Vacation season in Qatar has begun – and most of the rest of the world as well – the planes, trains, and automobiles around the world are full of expectant, antsy, and jet lagged travelers, our family being no exception as we’ve used all three of these conveyances in the last month. Vacations are important because they let you step away the track or wheel (whatever animal analogy suits you) and recharge. Often you’ll plan a vacation so full of excursions that once back in the office you’ll find yourself saying “I need a vacation to recover from my vacation” or “where did that time go?”

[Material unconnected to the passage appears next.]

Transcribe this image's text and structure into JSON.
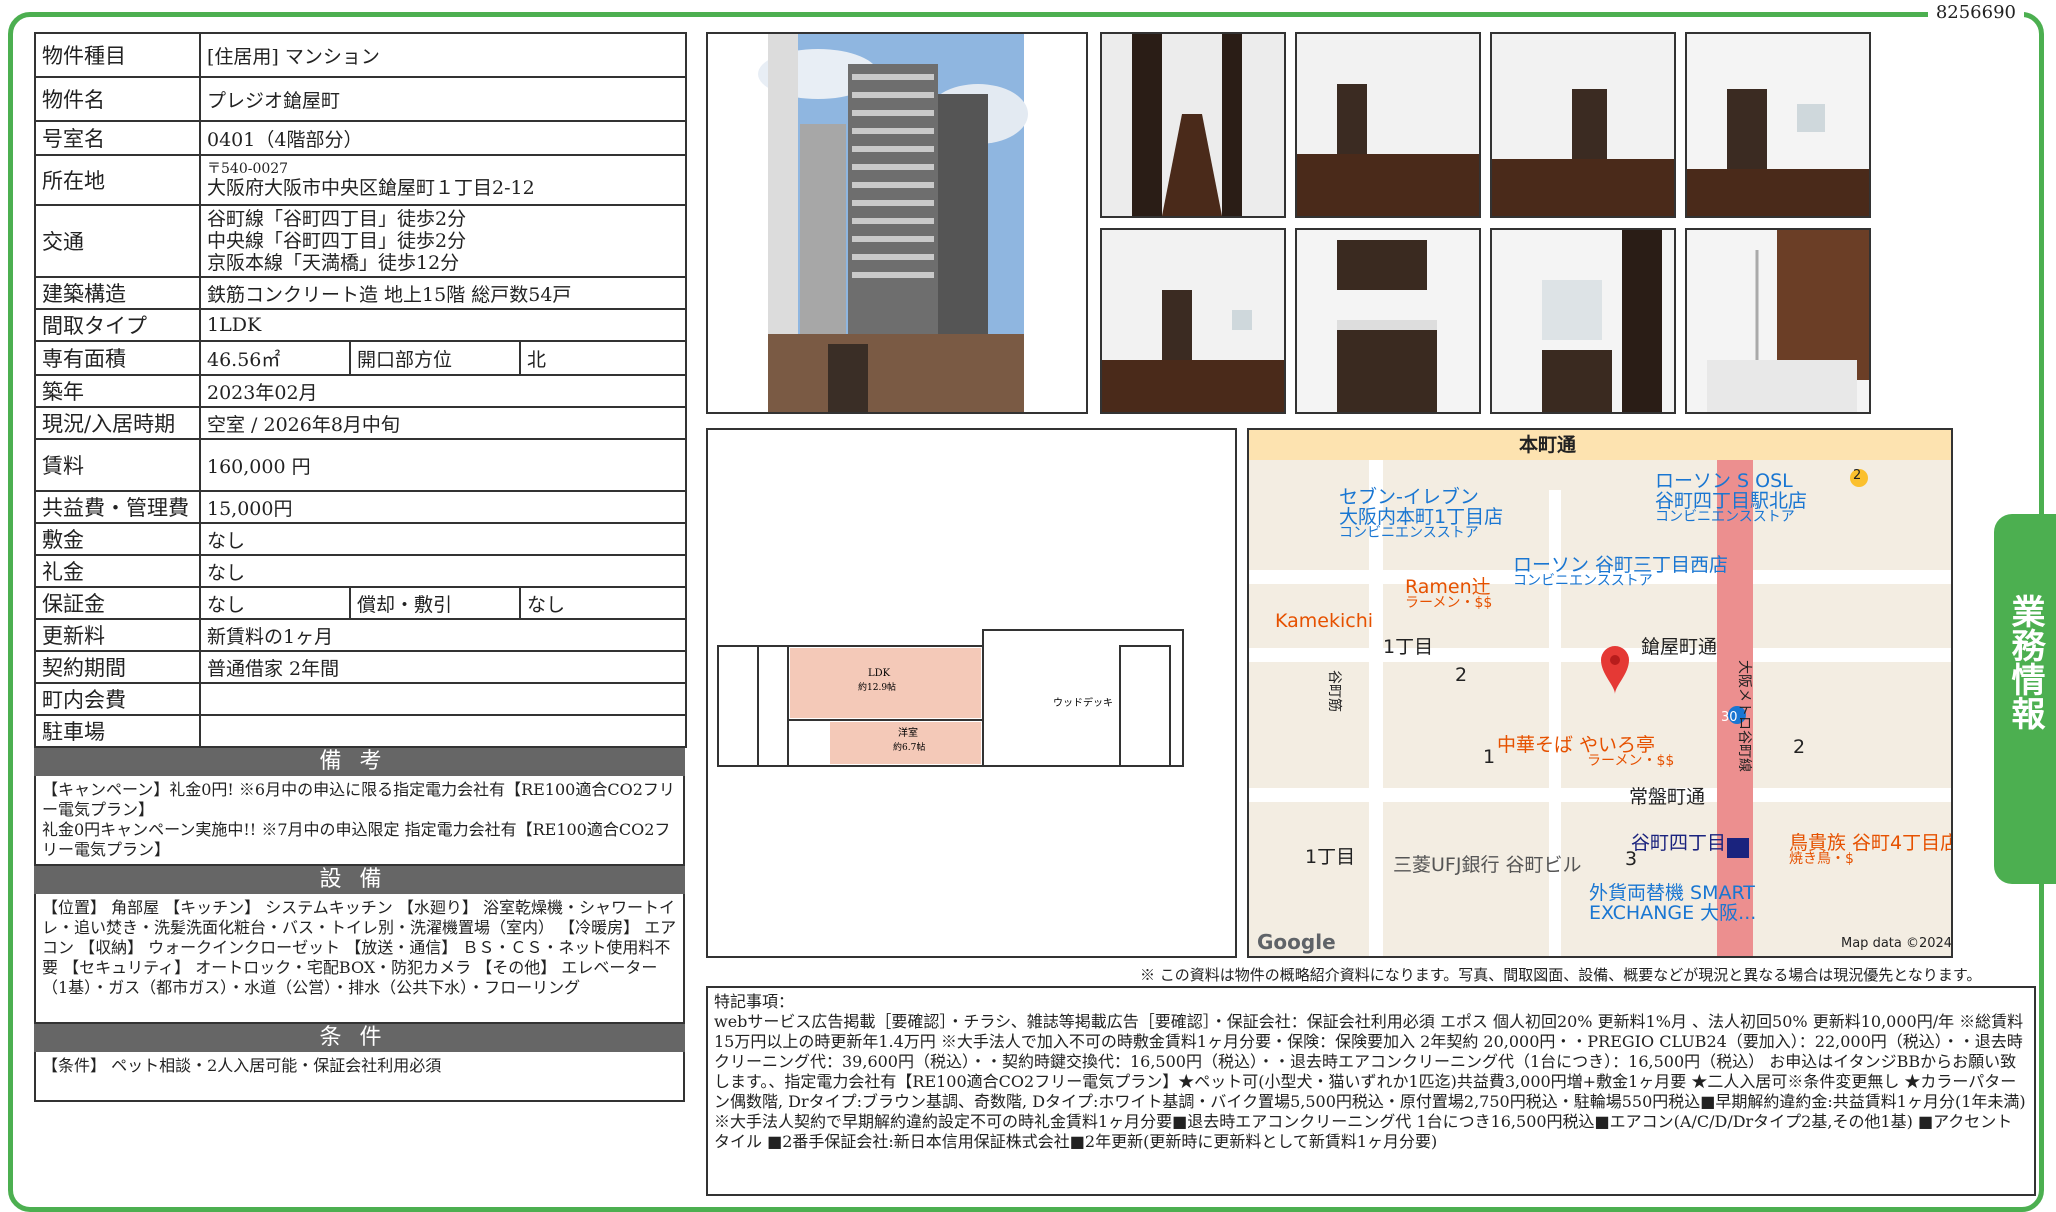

Maybe we love being away so much because there is more than often something about here that we are avoiding. For many people it’s the 9-5 daily grind of the job that they’d rather get away from. Mostly because it only does one thing: keep the lights on or pay for the next holiday. The recent financial near collapse of the global markets were apparently triggered in part by this penchant to be tied to having more than we can afford. And the cycle seems unbreakable: you buy, so you work, you work so you can buy. Yet no matter how much we buy, we don’t seem any happier. One year I gave up buying new clothes in a effort to see if I could break the addict like hold commercialism had on me.
More recently during the Arab spring, I contemplated the state of my own life and decided to stage a mini-revolt of my own against the buy happiness model philosophy.
A few months into life as a freelance writer, it does feel scary now that I’m into my first month fully off the track. What if I’m wrong and actually I do want more things that I suddenly have to pick and choose from instead of willy nilly filling shopping bags to cart home?
Every time one of these questions plagues me, something happens. Like last night instead of paying hundreds of dollars to get into a restaurant to watch the New York City fireworks for the 4th of July, we got towels from the pharmacy, sandwiches from the deli, twenty friends, and sat alongside several hundred other people in the grass at boat basin, waiting for the magic to begin. There aren’t the bragging rights of being close to the barge that had Beyonce performing, or partying on one of the boats in the river. But there was the joy of being with family, checking in with an old friend after five years, young lovers discretely exchanging caresses in the midst of the mayhem.
In short, something akin to happiness.
Is there something you have been contemplating? A risk you’d like to take? Let’s share not only our trite “miseries” about modern life but the hope of adventure as well.